The Future of Treating of Emotional Imbalance

The Future of Treating of Emotional Imbalance

Emotional balance occurs when you process all the emotions that come your way for appropriate amounts of time. People who have this type of balance feel their emotions fully, process them, and then move on with their lives.

Furthermore, people in this state do not experience struggles between their emotional and logical sides. These sides are in sync with one another, which perpetuates the emotional balance.

However, experiencing emotional imbalance is not always possible for some people without help. For example, patients with PTSD struggle to process the difficult things that happened to them, leaving them in states of imbalance.

If your emotions stay out-of-balance for too long, you can develop physical and emotional symptoms like increased irritability, tense muscles, anxiety, and upset stomach.

As the psychological profession continues to gain a greater understanding of emotional balance, some professionals have begun using different techniques to help people get to this state. For example, Eye-Movement Desensitization and Reprocessing (EMDR) helps people with PTSD and other mental illnesses process their difficult emotions, which paves the way for emotional balance.

Common Causes of Emotional Imbalances?

Generally speaking, emotional imbalance has two main causes:

  • Emotions taking control of your life
  • Refusing to feel and process emotions

Several different problems can fall under these two categories.
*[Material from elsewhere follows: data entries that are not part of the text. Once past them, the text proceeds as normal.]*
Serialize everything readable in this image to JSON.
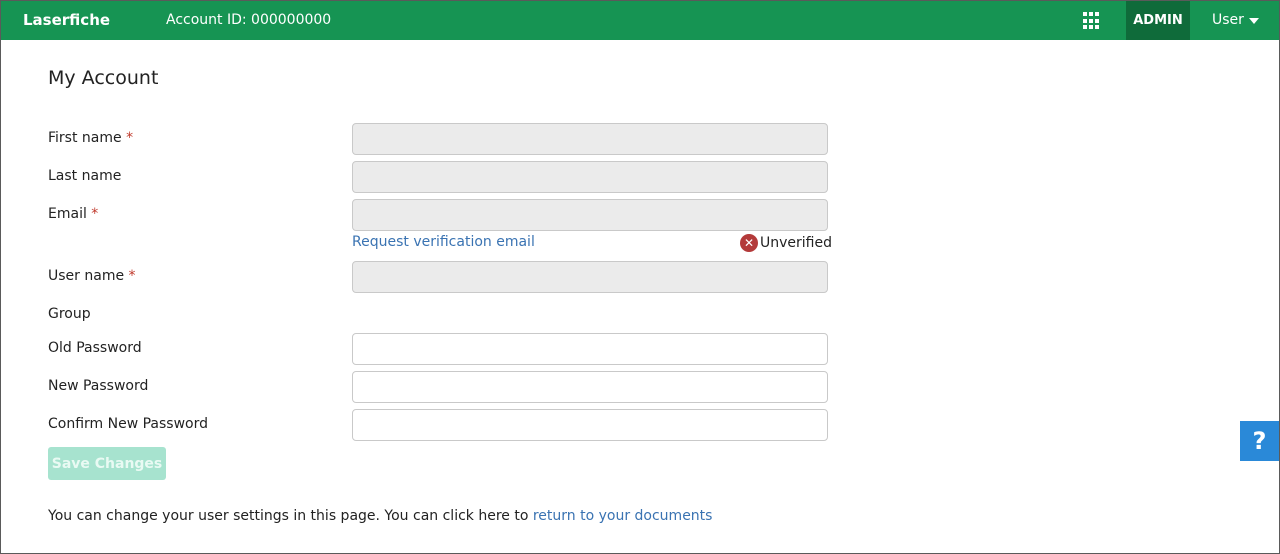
{
  "header": {
    "brand": "Laserfiche",
    "account_id": "Account ID: 000000000",
    "apps_icon": "grid-icon",
    "admin_label": "ADMIN",
    "user_label": "User"
  },
  "page": {
    "title": "My Account"
  },
  "form": {
    "first_name": {
      "label": "First name",
      "required": "*",
      "value": ""
    },
    "last_name": {
      "label": "Last name",
      "value": ""
    },
    "email": {
      "label": "Email",
      "required": "*",
      "value": ""
    },
    "request_verification": "Request verification email",
    "verification_status": "Unverified",
    "verification_icon": "x-circle-icon",
    "user_name": {
      "label": "User name",
      "required": "*",
      "value": ""
    },
    "group": {
      "label": "Group"
    },
    "old_password": {
      "label": "Old Password",
      "value": ""
    },
    "new_password": {
      "label": "New Password",
      "value": ""
    },
    "confirm_password": {
      "label": "Confirm New Password",
      "value": ""
    },
    "save_label": "Save Changes"
  },
  "footer": {
    "text": "You can change your user settings in this page. You can click here to ",
    "link": "return to your documents"
  },
  "help": {
    "label": "?"
  },
  "colors": {
    "header_bg": "#169453",
    "admin_bg": "#0f6b3a",
    "link": "#3a73b2",
    "required": "#c0392b",
    "help_bg": "#2a89d8",
    "save_disabled": "#a7e3cf"
  }
}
For example, mental illnesses like PTSD stem from the inability to fully process intense feelings after a traumatic event. On the other hand, depression and anxiety allow negative emotions to overwhelm a patient’s life.

Mental illnesses are not the only causes of emotional imbalance. You can feel this distress when your emotions and logic fall out of sync. In extreme examples, this can mean feeling panicked even when you logically know that you are safe. In other cases, the struggle between wanting something and knowing it isn’t good for you can be enough to through your feelings out of balance.

Common, everyday stressors can also cause you to feel this way, especially when several triggers pile up. Problems with personal relationships, finances, jobs, health, and children can all cause emotional struggles and imbalances.

Psychological professionals have started using EMDR to treat emotional imbalance in many cases, regardless of the cause of emotional imbalance.

Using Eye Movement Desensitization and Reprocessing Therapy

EMDR is a type of psychotherapy that requires patients to talk to professionals about their worries. As the name suggests, EMDR uses eye movements to help people process difficult emotions in healthy ways.

Researchers first developed this technique to help people with PTSD gain control of their feelings and stop having flashbacks. However, further research shows that EMDR can treat other problems, such as phobias, anxiety, and depression.

If your emotional imbalance is the result of emotions taking control of your life, this process can help you feel desensitized to the triggers that bother you and reprocess the lingering emotions.

If avoiding your feelings causes your emotional imbalance, EMDR can help by bringing these feelings to the surface and giving you a safe way to process them and move forward.

What to Expect in EMDR

The most important thing that patients should know about EMDR is that it works faster than many other types of psychotherapy. Many patients start to feel better after just one session. In fact, up to 90 percent of single-trauma victims with PTSD no longer suffered from their symptoms after just three 90-minute sessions.

Each EMDR session follows a few basic steps:

  • Phase 1: Patients tell clinicians about their mental health histories. In follow-up appointments, they update the professionals on how their symptoms have been since the last treatment.
  • Phase 2: Psychologists give patients techniques for handling physical and emotional stress.
  • Phases 3 through 6: Patients talk about vivid imagery related to their stress, negative beliefs they have about themselves, and sensations they have in response to these thoughts. Therapists then use eye movements, taps, or tones to reprogram these negative thoughts and allow patients to feel relaxed.
  • Phase 7: Psychologists check in with the patients to ensure they feel OK to leave. They also assign “homework,” such as keeping symptom logs until the next session.

Contact FLBH to see how EMDR can help you achieve emotional balance.